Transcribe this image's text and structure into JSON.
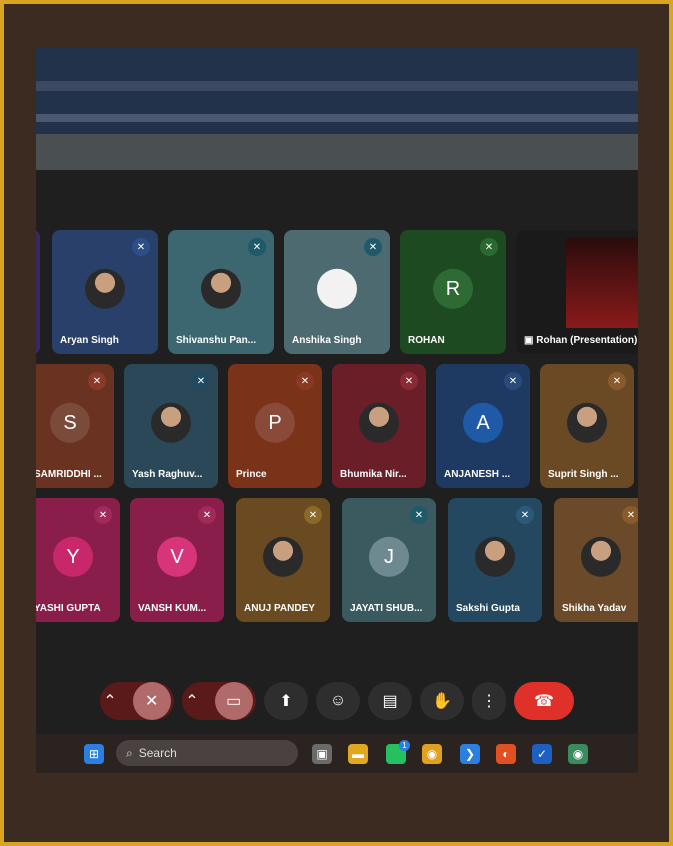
{
  "participants_row1": [
    {
      "name": "Aryan Singh",
      "color": "#28406a",
      "mic_color": "#2c4f8a"
    },
    {
      "name": "Shivanshu Pan...",
      "color": "#3c6670",
      "mic_color": "#1f5a6a"
    },
    {
      "name": "Anshika Singh",
      "color": "#4c6a70",
      "mic_color": "#1f5a6a"
    },
    {
      "name": "ROHAN",
      "color": "#1e4a22",
      "mic_color": "#2a6a30",
      "initial": "R"
    },
    {
      "name": "Rohan (Presentation)",
      "color": "#1a1a1a"
    }
  ],
  "participants_row2": [
    {
      "name": "SAMRIDDHI ...",
      "color": "#6a3220",
      "initial": "S"
    },
    {
      "name": "Yash Raghuv...",
      "color": "#2a4858"
    },
    {
      "name": "Prince",
      "color": "#7a3218",
      "initial": "P"
    },
    {
      "name": "Bhumika Nir...",
      "color": "#6a1e28"
    },
    {
      "name": "ANJANESH ...",
      "color": "#1e3a62",
      "initial": "A"
    },
    {
      "name": "Suprit Singh ...",
      "color": "#6a4a24"
    }
  ],
  "participants_row3": [
    {
      "name": "YASHI GUPTA",
      "color": "#8a1e4a",
      "initial": "Y"
    },
    {
      "name": "VANSH KUM...",
      "color": "#8a1e4a",
      "initial": "V"
    },
    {
      "name": "ANUJ PANDEY",
      "color": "#6a4a20"
    },
    {
      "name": "JAYATI SHUB...",
      "color": "#3a5a60",
      "initial": "J"
    },
    {
      "name": "Sakshi Gupta",
      "color": "#234860"
    },
    {
      "name": "Shikha Yadav",
      "color": "#6a4a28"
    }
  ],
  "taskbar": {
    "search_label": "Search",
    "whatsapp_badge": "1"
  },
  "colors": {
    "frame": "#d9a520",
    "end_call": "#e0302a"
  }
}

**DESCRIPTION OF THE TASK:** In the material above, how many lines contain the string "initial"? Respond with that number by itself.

**RESULT BELOW:** 7